Clueless in Japan
Clueless is the only way to describe our trip to Japan the first time.
It started a few months before. I had a lot of vacation time saved up and I wanted to start using it. In a phone conversation with my sister, I had mentioned this. She suddenly got very excited and had a suggestion. She had wanted to go to Japan for many years to visit her friend, Tomo. My sister's husband was way too busy to even start planning, so she asked if I wanted to go. Sure, why not?
We made plans; Grandiose plans. We were going to visit every city we could in our ten days. We were going to go to Mount Fuji. It's just a short trip from Tokyo, right?
So, in my perception, I thought Japan was about the size of Oahu, Hawaii in square miles. Why I had this thought, I really have no idea. Being a Geography minor should have clued me in way before this. Just for your own reference, Japan is closer in size to California in square miles and stretched out further. It took us eight hours to go from Fukuoka to Tokyo on the Shinkansen (bullet train).
So, we stayed in Tokyo for a couple of days walking around and seeing the sites. We were even able to meet up with a friend-of-a-friend who showed us a great traditional restaurant and some Tokyo night life. This included karaoke, of course.
Finally, Tomo rescued us from ourselves...
We made another long Shinkansen trip down to Hiroshima. Waiting for us at Hiroshima Station was Tomo, my sister's good friend in Hawaii. Tomo lived in Hawaii for a few years to finish her MBA. Now she was back in Japan and playing tour guide to two clueless individuals.
After a much needed rest, Tomo picked us up at our hotel and showed us the real Japan. Not the Tokyo metropolis that is featured in modern movies, but the countryside, the mountains, the rivers, and the downhome people of Japan.
Tomo started out by bringing us to Miyajima Island. If you're going to be in Japan, this is a must-see. It is one of the UNESCO World Heritage Sites. Not only is there the huge Torri Gate and extremely old (and well taken care of) Itsukushima Shrine, but the whole island is an adventure.

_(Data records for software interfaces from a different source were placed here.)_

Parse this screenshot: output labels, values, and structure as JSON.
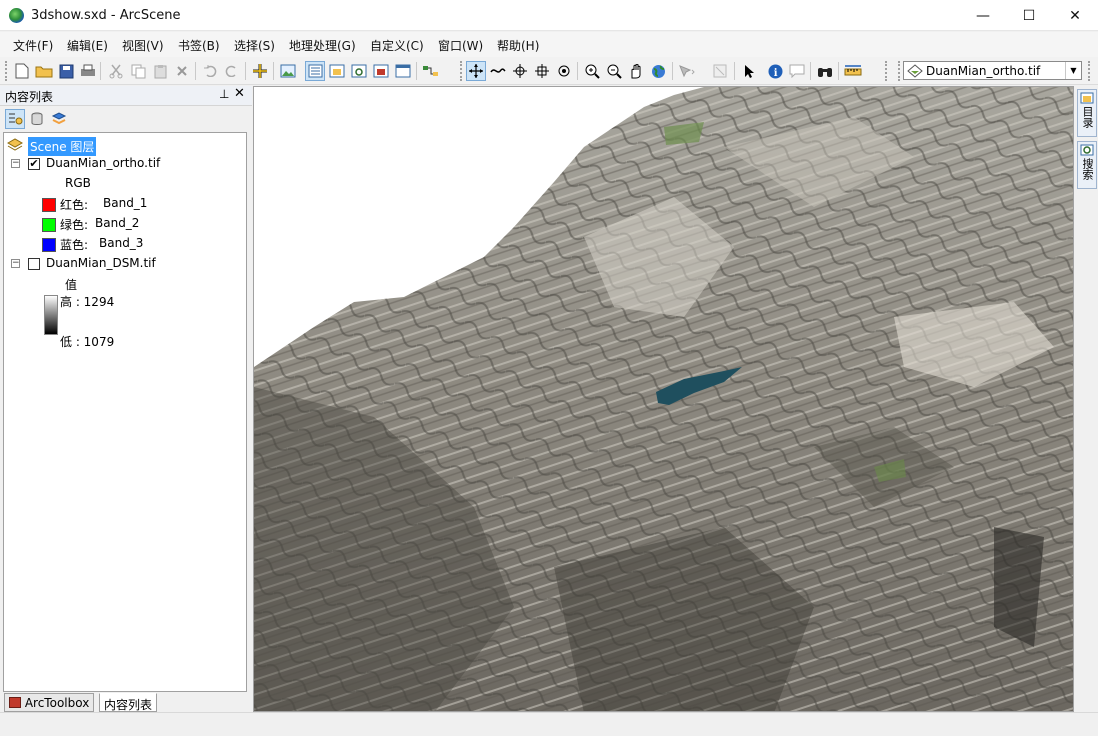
{
  "window": {
    "title": "3dshow.sxd - ArcScene",
    "minimize": "—",
    "maximize": "☐",
    "close": "✕"
  },
  "menu": [
    "文件(F)",
    "编辑(E)",
    "视图(V)",
    "书签(B)",
    "选择(S)",
    "地理处理(G)",
    "自定义(C)",
    "窗口(W)",
    "帮助(H)"
  ],
  "toolbar": {
    "layer_select_value": "DuanMian_ortho.tif"
  },
  "toc": {
    "title": "内容列表",
    "pin": "⊥",
    "close": "✕",
    "root_label": "Scene 图层",
    "layers": [
      {
        "name": "DuanMian_ortho.tif",
        "checked": "✔",
        "expander": "−",
        "legend_title": "RGB",
        "bands": [
          {
            "label": "红色:",
            "band": "Band_1",
            "color": "#ff0000"
          },
          {
            "label": "绿色:",
            "band": "Band_2",
            "color": "#00ff00"
          },
          {
            "label": "蓝色:",
            "band": "Band_3",
            "color": "#0000ff"
          }
        ]
      },
      {
        "name": "DuanMian_DSM.tif",
        "checked": "",
        "expander": "−",
        "legend_title": "值",
        "high": "高 : 1294",
        "low": "低 : 1079"
      }
    ],
    "tabs": [
      "ArcToolbox",
      "内容列表"
    ]
  },
  "dock": {
    "catalog": "目录",
    "search": "搜索"
  },
  "colors": {
    "selection": "#3399ff",
    "water": "#1f4f5e"
  }
}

There is hiking, a gondola to the top, lot's of other shrines and temples, and a lot of roaming deer that will come up to you to try to steal food, paper, or anything loose on your body. The marketplace there is something that I would imagine in the Edo period of Japan. It's a thin street lined with restaurants, shops, desserts, and crafts. For souvenirs, this is the place to stop and see.
Oshima Island had views to take your breath away. We stopped at a lookout tower and we could see far into mainland Japan and out into the sea. We passed by fishing villages, and beautiful beaches. We stopped at a places called Jam's Garden where they serve tea and desserts. They also had a side shop of fresh home-made jam with a plethora of assorted jams.
Another place we saw was the Kintai Bridge in Yamaguchi. It took less than an hour to get there by car. We stayed the night at a traditional Japanese Hotel called Iwakuni Kokusai Kanko with hot springs for bathing (ryokan) where they provided the Japanese robes (yukatas) to wear during our stay. At night, the bridge is lit up in an array of different colors. The food was traditional Japanese and there was lots of sake involved.
There were many adventures in the week that we stayed in Hiroshima. The more we saw, the more we loved the real Japan. On our final night in Hiroshima, we went to a teppanyaki grill where we celebrated my sister's 30th birthday. Other groups saw us having fun and joined in on the party. In all this was a trip that I will never forget.